During the maple sugar season of the spring of 1858, a well-to-do farmer, of western New York, whittled out a spiral or augur-like screw-propeller, in miniature, which he thought admirably adapted to the canal. He soon after went to Buffalo, and contracted for a boat to be built, with two of his Archimedean screws for propulsion by steam.
Although advised by his builders to substitute the common four-bladed propellers, he adhered to his original design, and with one propeller at either side of the rudder—called "twin-propellers"—she was soon ready for duty. She is the vessel known to history as the Charles Wack.
She carried three-fourths cargo and towed another boat with full cargo, and made the trip from Buffalo to West Troy in seven days, total time, averaging two miles per hour.
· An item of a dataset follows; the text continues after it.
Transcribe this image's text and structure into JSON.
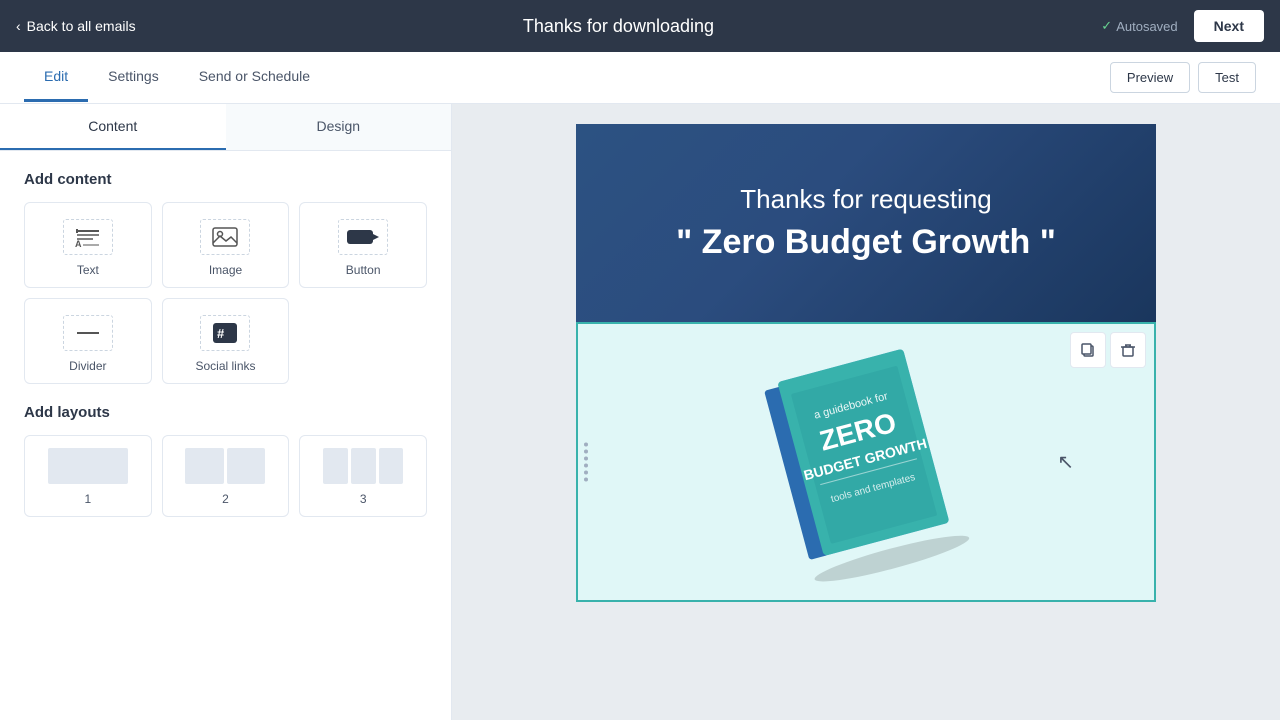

But she returned from Troy to Buffalo, with half freight, in four days and sixteen hours, net time; averaging three and one-twelfth miles per hour, without tow.
This initiated the series of steamers from 1858 to 1862, and, with others that soon followed, created a general enthusiasm in behalf of steam transportation, which led to a trip through the canal that fall, on a chartered steam-tug, by the Governor of the State, the Canal Board, and other notables, and with public receptions, speeches, &c., at different cities along the route.
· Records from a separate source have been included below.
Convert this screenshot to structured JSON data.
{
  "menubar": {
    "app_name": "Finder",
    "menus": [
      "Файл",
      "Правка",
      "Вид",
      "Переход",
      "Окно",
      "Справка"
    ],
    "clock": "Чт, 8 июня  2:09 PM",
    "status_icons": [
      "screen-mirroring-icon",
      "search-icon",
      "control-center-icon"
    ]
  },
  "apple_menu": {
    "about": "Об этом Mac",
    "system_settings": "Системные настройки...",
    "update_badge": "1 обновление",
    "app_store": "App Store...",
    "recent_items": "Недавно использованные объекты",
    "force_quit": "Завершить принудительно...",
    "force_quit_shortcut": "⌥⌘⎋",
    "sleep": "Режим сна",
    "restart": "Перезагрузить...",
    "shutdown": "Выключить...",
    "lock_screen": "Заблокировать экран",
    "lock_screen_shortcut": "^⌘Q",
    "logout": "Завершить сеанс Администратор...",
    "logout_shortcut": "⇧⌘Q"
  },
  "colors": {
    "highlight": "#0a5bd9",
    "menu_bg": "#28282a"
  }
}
That boat was soon followed by the S. B. Ruggles, a first-class steam canal-boat, built by the Hon. E. S. Prosser, of Buffalo, with a first-class modern propeller, and with double the engine capacity of the former.
The P. L. Sternburg soon followed, and was a first-class boat, with modern twin-propellers, but with less engine capacity than the Wack.
The same season there were some local steamers built to run regularly between different cities on the line of the canal.
The following season of 1859 was the most active year the Erie Canal has ever known in regard to steam.
The C. Wack was sold to Mr. Prosser, who took out her Archimedean propellers, and substituted a modern propeller, and doubled her engine capacity, and reproduced her as the City of Buffalo.
The Gold Hunter was produced by the Western Transportation Company, of Buffalo. She was a short, oblong tub, with a square, box-like bow, and rounded stern, designed only to carry machinery and coal, and was to be recessed into the stern of ordinary horse-boats by cutting away an equivalent space therefrom. She was designed to make a trip on the canal, and be immediately transferred to another boat for return trip, thus to avoid the usual loss of time at the termini of the canal. She was abandoned after a brief trial.
The canal-boat Niagara had the Cathcart propeller supplied, which consisted of a union of the propeller and rudder by a universal joint in the shaft, and so adjusted as to unite them for steerage purposes. This design was tried on the steamer Cathcart, upon the Chesapeake and Ohio Canal, in 1858, and with considerable newspaper eclat.
The Rotary, of New York, was a new steamer for freighting purposes, with a rotary engine and common propeller....